About this task >> Print the listing below once more, unchanged.

========

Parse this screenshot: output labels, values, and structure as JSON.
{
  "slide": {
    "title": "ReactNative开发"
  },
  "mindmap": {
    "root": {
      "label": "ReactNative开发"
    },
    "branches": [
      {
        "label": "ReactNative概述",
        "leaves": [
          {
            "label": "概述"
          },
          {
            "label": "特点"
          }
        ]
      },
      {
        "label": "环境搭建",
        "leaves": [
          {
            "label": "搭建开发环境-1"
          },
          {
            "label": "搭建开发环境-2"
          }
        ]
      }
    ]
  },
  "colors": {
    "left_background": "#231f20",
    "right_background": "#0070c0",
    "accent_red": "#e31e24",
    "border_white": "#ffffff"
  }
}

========

Response for this exercise >>
Parse this screenshot: output labels, values, and structure as JSON.
{
  "slide": {
    "title": "ReactNative开发"
  },
  "mindmap": {
    "root": {
      "label": "ReactNative开发"
    },
    "branches": [
      {
        "label": "ReactNative概述",
        "leaves": [
          {
            "label": "概述"
          },
          {
            "label": "特点"
          }
        ]
      },
      {
        "label": "环境搭建",
        "leaves": [
          {
            "label": "搭建开发环境-1"
          },
          {
            "label": "搭建开发环境-2"
          }
        ]
      }
    ]
  },
  "colors": {
    "left_background": "#231f20",
    "right_background": "#0070c0",
    "accent_red": "#e31e24",
    "border_white": "#ffffff"
  }
}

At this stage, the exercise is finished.